[Dataset excerpts]
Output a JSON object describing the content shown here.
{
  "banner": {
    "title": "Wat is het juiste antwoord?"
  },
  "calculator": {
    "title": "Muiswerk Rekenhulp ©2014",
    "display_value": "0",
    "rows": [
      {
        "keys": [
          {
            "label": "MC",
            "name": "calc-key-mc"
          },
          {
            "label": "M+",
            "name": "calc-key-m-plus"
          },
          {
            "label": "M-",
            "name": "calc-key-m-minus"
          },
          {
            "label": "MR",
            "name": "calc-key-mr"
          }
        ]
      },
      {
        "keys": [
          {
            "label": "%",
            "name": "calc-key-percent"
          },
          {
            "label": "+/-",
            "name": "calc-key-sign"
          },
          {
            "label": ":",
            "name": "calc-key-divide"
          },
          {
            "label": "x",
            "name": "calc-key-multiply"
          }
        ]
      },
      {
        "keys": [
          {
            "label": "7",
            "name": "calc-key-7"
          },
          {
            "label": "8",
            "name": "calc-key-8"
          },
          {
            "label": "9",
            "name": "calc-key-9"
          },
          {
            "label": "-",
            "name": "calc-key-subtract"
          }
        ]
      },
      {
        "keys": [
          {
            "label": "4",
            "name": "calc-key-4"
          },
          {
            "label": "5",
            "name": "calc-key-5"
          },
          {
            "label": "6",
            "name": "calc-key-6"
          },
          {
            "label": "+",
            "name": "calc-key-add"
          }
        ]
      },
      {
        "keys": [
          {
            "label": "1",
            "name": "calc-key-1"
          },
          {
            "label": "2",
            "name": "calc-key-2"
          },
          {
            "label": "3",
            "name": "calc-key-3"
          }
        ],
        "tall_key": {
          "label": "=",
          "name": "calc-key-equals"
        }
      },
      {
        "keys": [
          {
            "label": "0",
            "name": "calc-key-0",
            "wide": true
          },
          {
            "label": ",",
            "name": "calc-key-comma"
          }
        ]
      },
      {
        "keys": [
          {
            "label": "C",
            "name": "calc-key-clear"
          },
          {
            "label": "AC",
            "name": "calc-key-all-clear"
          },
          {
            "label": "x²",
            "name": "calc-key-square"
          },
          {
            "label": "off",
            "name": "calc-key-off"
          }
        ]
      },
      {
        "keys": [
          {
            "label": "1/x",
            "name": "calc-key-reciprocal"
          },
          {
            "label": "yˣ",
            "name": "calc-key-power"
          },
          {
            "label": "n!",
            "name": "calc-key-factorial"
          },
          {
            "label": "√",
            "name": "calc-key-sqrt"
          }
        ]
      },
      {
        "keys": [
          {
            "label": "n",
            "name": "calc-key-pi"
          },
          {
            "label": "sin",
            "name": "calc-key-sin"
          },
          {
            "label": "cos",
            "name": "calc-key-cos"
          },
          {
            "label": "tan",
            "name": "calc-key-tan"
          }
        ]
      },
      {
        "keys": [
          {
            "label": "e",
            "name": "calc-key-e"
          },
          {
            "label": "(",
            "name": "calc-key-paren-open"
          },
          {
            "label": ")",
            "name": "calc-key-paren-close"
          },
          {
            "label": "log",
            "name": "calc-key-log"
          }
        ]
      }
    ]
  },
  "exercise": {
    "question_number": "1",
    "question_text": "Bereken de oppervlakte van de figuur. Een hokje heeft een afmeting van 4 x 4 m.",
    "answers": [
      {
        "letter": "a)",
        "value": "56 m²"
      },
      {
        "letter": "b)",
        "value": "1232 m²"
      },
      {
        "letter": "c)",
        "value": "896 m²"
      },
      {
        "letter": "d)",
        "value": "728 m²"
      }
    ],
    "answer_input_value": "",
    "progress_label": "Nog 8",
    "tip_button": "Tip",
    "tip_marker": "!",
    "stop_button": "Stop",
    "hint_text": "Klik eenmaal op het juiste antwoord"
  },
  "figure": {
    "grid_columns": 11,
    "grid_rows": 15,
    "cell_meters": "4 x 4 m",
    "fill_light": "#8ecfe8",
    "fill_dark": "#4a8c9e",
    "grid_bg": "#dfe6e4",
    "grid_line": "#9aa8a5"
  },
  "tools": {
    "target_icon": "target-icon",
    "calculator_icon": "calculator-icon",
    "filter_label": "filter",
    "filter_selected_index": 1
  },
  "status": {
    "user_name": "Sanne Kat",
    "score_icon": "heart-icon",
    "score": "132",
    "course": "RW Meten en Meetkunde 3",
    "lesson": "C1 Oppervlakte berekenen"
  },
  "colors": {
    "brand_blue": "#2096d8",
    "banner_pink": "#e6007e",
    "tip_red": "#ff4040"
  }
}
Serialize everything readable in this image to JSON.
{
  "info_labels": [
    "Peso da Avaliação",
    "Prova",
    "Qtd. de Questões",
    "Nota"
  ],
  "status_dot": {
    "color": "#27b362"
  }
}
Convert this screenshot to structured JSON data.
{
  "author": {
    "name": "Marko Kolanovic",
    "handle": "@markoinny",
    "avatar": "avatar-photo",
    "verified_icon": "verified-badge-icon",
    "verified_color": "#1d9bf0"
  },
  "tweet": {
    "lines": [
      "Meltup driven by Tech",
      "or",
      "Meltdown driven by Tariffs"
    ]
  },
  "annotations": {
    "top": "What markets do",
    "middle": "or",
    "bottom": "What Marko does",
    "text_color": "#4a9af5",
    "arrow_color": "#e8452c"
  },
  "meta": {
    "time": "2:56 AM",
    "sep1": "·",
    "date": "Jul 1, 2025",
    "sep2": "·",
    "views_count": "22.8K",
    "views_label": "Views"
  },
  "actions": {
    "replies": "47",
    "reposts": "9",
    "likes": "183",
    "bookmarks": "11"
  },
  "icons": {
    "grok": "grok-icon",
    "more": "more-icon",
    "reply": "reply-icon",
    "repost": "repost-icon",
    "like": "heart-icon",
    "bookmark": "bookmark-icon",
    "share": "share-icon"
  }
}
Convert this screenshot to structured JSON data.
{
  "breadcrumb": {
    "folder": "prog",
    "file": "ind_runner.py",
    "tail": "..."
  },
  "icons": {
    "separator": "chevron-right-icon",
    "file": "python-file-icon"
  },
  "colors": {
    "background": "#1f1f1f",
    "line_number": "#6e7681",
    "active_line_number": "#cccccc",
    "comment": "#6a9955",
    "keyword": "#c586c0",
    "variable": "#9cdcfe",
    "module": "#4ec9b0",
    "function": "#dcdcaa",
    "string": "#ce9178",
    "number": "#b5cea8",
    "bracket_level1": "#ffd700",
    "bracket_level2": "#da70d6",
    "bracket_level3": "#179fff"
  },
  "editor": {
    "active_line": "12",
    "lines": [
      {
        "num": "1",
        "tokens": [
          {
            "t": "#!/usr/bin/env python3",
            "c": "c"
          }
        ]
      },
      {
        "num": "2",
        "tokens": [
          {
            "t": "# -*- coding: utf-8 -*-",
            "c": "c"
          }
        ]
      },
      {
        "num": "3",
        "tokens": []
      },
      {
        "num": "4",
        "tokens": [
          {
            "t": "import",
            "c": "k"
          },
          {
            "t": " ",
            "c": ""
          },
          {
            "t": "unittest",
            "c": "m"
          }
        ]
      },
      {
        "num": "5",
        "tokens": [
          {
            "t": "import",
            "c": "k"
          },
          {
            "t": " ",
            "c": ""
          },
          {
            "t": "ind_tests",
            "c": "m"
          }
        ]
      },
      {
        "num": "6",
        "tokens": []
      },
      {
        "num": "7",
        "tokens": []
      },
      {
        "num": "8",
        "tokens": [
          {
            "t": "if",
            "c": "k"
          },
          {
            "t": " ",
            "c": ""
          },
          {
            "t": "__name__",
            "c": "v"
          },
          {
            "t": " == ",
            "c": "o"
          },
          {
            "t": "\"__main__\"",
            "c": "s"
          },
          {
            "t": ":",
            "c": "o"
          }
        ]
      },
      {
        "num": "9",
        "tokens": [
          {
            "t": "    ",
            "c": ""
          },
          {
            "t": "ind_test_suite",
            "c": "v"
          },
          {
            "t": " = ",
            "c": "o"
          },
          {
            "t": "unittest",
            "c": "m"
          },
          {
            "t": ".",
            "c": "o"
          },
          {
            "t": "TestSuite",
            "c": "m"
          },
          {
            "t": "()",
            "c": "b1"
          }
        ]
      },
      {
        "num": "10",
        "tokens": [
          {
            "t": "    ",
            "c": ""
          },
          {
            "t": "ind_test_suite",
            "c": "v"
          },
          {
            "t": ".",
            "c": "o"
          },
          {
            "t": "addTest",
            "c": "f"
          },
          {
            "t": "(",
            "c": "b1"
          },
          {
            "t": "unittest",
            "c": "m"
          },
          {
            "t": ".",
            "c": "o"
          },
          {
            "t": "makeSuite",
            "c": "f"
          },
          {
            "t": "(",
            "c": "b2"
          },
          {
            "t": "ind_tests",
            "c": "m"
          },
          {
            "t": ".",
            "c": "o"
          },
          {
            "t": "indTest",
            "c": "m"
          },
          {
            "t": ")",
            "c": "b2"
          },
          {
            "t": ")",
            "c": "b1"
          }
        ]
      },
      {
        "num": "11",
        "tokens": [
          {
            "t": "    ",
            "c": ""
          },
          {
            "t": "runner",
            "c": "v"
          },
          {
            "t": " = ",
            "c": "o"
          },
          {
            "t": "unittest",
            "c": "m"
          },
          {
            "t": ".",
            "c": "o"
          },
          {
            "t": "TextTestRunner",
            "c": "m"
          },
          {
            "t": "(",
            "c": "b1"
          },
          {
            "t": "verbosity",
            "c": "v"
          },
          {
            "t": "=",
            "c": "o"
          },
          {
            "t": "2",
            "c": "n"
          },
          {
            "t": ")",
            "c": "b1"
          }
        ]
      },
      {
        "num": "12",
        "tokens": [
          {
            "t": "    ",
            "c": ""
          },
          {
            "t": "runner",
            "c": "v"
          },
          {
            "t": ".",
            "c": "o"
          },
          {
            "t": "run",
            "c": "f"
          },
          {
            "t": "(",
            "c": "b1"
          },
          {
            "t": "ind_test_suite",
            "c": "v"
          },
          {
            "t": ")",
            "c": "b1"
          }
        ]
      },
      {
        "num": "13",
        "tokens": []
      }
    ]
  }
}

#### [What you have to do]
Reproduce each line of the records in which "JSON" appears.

#### [Problem solution]
Output a JSON object describing the content shown here.
Serialize everything readable in this image to JSON.
Convert this screenshot to structured JSON data.
Convert this screenshot to structured JSON data.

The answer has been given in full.